What a dazzling corker of an opening! The camera cranes down to the marquee of a health facility and suddenly lightning strikes on the sign. Henceforth the club is “Death Spa” and cinematographer Arledge Armenaki lurks around the corridors with a voyeuristic point-of-view. In a steam room, a curvaceous dancer sensually caresses her body until the temperature increases and she is practically simmering inside.
The preternatural occurrences at the clinic are malevolently ineffable except that director Michael Fischa must’ve sublet the location and quickly doodled a rough outline sans revisions during the production phase. The culprit behind the lunacy could be a possessed artificial intelligence system for the equipment.
Yet how could glitches in the programming tamper with the bolts on a diving board? Queries such as this only accentuate what a colossally muddled mess ‘Death Spa’ is. Somehow owner Michael Evans’s (William Bumiller) handicapped, revenant wife and her miscarried baby might be suspects.
Horror icon Ken Foree is the janitor but he is deprived of any avenging-hero moments. The co-financiers’ refusal to cancel the Mardi Gras festivities is the equivalent to the Amity mayor’s obliviousness in ‘Jaws’. With such a potent setting, chemical burns and midsection tears are ancillary to the smutty, peephole high jinx of women in the shower and various other states of disrobing.
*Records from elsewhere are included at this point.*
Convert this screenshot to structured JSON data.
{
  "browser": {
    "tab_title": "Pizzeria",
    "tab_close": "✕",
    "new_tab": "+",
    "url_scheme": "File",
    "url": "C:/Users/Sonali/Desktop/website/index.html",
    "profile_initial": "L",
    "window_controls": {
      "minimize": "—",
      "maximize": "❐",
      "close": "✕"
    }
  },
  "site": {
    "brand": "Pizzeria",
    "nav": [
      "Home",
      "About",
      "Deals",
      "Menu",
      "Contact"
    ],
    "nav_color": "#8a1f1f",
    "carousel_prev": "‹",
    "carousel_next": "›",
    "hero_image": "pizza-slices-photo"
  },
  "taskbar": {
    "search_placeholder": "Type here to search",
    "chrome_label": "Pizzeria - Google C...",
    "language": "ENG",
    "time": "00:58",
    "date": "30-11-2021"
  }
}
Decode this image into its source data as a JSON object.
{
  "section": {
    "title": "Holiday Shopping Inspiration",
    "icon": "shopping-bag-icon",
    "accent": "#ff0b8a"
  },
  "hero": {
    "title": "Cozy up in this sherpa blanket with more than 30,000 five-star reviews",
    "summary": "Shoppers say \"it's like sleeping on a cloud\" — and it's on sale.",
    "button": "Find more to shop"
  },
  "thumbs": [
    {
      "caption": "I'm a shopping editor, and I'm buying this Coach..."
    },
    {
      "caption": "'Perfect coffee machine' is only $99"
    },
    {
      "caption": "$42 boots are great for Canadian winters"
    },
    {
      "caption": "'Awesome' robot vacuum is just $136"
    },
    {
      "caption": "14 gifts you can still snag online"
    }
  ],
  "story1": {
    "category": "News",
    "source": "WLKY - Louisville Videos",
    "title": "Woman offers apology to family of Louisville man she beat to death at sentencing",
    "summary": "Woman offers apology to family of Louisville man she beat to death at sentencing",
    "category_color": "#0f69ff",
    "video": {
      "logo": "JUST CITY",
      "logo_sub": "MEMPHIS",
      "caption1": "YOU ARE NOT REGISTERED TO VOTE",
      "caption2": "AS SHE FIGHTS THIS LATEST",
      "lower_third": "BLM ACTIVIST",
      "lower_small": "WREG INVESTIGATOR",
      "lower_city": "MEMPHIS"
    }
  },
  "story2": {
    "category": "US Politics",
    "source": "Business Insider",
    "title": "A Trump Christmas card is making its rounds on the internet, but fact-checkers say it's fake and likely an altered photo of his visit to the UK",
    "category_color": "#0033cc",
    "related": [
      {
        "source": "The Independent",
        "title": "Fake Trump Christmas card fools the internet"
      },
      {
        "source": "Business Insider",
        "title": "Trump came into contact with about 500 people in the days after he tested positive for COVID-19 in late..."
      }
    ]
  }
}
The resolution to the phantasm happenings is deliriously incoherent and in hindsight, a jeering insult to the drag community. This is a film that is a laughable guilty pleasure (the voracious fish attack specifically) in some circles but it is too aridly Agatha Christie for its own turpitude.